In the answer, each entry below appears exactly as given, and no picture appears at all.

[Recorded data]
--- START ---

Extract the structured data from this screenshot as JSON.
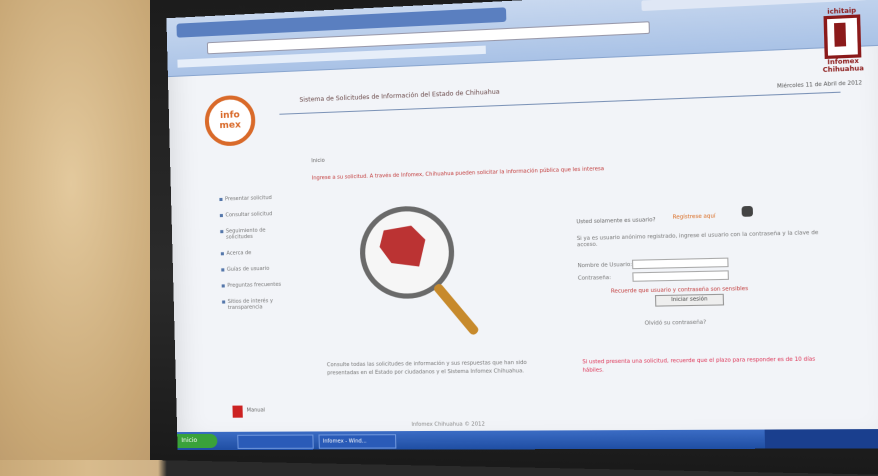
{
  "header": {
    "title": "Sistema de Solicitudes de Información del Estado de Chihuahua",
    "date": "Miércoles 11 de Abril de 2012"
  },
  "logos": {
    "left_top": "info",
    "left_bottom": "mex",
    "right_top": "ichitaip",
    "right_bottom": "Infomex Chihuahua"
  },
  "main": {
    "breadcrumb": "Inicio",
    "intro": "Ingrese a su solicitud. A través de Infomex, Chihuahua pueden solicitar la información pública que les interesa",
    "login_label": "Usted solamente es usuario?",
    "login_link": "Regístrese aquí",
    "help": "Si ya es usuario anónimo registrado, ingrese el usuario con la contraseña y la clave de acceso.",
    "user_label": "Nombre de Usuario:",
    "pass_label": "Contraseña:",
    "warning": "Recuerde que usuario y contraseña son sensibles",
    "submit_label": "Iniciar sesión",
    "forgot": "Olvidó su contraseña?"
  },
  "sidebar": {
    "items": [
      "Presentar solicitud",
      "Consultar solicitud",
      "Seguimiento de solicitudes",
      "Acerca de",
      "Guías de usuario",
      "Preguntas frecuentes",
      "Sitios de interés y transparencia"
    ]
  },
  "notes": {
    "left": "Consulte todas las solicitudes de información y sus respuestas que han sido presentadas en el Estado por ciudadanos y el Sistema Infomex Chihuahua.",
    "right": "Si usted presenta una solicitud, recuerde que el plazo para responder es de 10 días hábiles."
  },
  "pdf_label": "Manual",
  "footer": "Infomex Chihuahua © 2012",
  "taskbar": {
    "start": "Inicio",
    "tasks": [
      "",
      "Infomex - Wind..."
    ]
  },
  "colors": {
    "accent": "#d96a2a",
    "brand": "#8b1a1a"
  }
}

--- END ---

### Answer to this task
Extract the structured data from this screenshot as JSON.
{
  "header": {
    "title": "Sistema de Solicitudes de Información del Estado de Chihuahua",
    "date": "Miércoles 11 de Abril de 2012"
  },
  "logos": {
    "left_top": "info",
    "left_bottom": "mex",
    "right_top": "ichitaip",
    "right_bottom": "Infomex Chihuahua"
  },
  "main": {
    "breadcrumb": "Inicio",
    "intro": "Ingrese a su solicitud. A través de Infomex, Chihuahua pueden solicitar la información pública que les interesa",
    "login_label": "Usted solamente es usuario?",
    "login_link": "Regístrese aquí",
    "help": "Si ya es usuario anónimo registrado, ingrese el usuario con la contraseña y la clave de acceso.",
    "user_label": "Nombre de Usuario:",
    "pass_label": "Contraseña:",
    "warning": "Recuerde que usuario y contraseña son sensibles",
    "submit_label": "Iniciar sesión",
    "forgot": "Olvidó su contraseña?"
  },
  "sidebar": {
    "items": [
      "Presentar solicitud",
      "Consultar solicitud",
      "Seguimiento de solicitudes",
      "Acerca de",
      "Guías de usuario",
      "Preguntas frecuentes",
      "Sitios de interés y transparencia"
    ]
  },
  "notes": {
    "left": "Consulte todas las solicitudes de información y sus respuestas que han sido presentadas en el Estado por ciudadanos y el Sistema Infomex Chihuahua.",
    "right": "Si usted presenta una solicitud, recuerde que el plazo para responder es de 10 días hábiles."
  },
  "pdf_label": "Manual",
  "footer": "Infomex Chihuahua © 2012",
  "taskbar": {
    "start": "Inicio",
    "tasks": [
      "",
      "Infomex - Wind..."
    ]
  },
  "colors": {
    "accent": "#d96a2a",
    "brand": "#8b1a1a"
  }
}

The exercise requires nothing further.